##### DATA SHOWN

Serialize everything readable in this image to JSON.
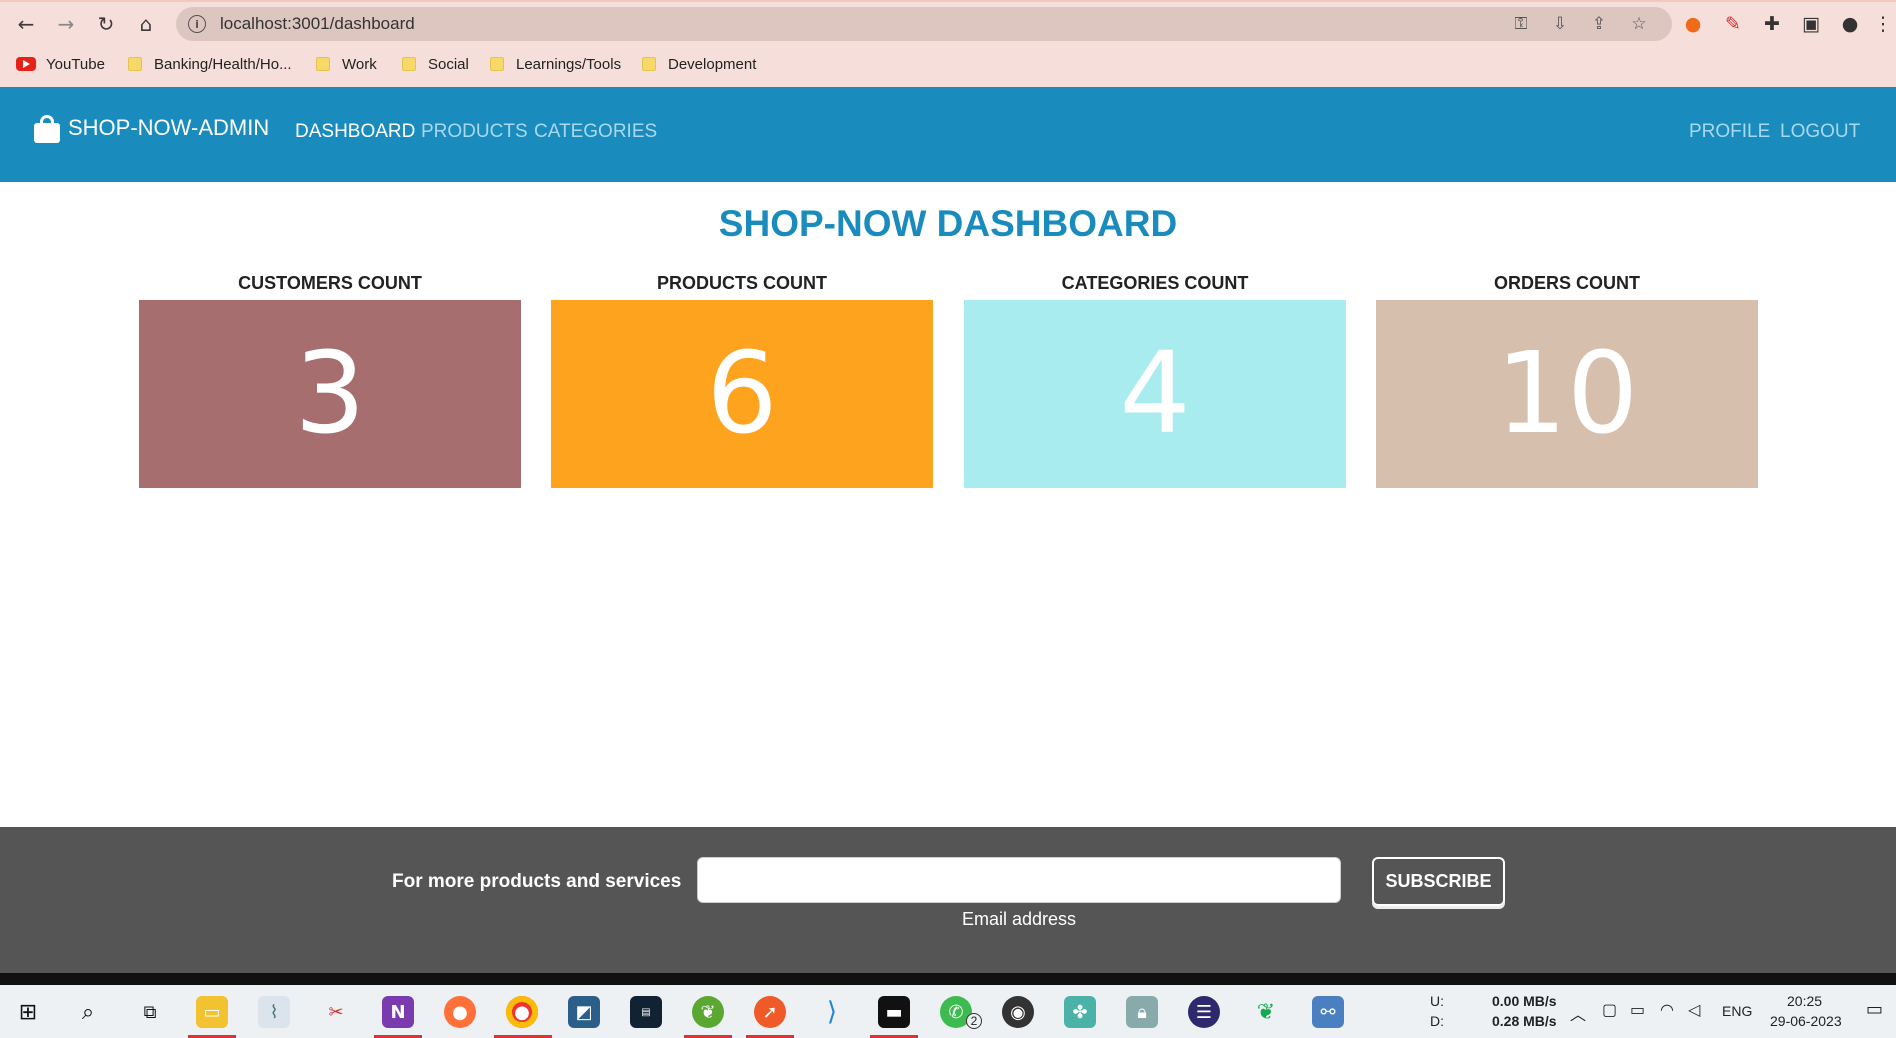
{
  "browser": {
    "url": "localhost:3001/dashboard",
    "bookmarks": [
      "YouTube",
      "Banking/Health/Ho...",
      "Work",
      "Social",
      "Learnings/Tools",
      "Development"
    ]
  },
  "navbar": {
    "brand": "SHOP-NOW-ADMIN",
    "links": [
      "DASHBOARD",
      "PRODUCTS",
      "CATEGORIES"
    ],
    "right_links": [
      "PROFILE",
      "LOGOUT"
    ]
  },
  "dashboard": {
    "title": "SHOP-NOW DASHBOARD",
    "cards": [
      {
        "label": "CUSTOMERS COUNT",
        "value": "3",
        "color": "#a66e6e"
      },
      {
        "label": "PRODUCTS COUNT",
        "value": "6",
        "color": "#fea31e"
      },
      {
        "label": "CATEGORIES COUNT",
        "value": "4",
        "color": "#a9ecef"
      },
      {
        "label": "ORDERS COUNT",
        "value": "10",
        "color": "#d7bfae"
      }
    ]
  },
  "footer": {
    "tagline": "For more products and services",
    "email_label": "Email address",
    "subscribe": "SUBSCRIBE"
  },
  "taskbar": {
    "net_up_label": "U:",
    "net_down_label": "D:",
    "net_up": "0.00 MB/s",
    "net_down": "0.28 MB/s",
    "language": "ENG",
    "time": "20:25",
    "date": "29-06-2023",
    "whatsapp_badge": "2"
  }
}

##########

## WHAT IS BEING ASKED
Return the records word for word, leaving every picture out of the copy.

## EXPECTED ANSWER
Serialize everything readable in this image to JSON.
{
  "browser": {
    "url": "localhost:3001/dashboard",
    "bookmarks": [
      "YouTube",
      "Banking/Health/Ho...",
      "Work",
      "Social",
      "Learnings/Tools",
      "Development"
    ]
  },
  "navbar": {
    "brand": "SHOP-NOW-ADMIN",
    "links": [
      "DASHBOARD",
      "PRODUCTS",
      "CATEGORIES"
    ],
    "right_links": [
      "PROFILE",
      "LOGOUT"
    ]
  },
  "dashboard": {
    "title": "SHOP-NOW DASHBOARD",
    "cards": [
      {
        "label": "CUSTOMERS COUNT",
        "value": "3",
        "color": "#a66e6e"
      },
      {
        "label": "PRODUCTS COUNT",
        "value": "6",
        "color": "#fea31e"
      },
      {
        "label": "CATEGORIES COUNT",
        "value": "4",
        "color": "#a9ecef"
      },
      {
        "label": "ORDERS COUNT",
        "value": "10",
        "color": "#d7bfae"
      }
    ]
  },
  "footer": {
    "tagline": "For more products and services",
    "email_label": "Email address",
    "subscribe": "SUBSCRIBE"
  },
  "taskbar": {
    "net_up_label": "U:",
    "net_down_label": "D:",
    "net_up": "0.00 MB/s",
    "net_down": "0.28 MB/s",
    "language": "ENG",
    "time": "20:25",
    "date": "29-06-2023",
    "whatsapp_badge": "2"
  }
}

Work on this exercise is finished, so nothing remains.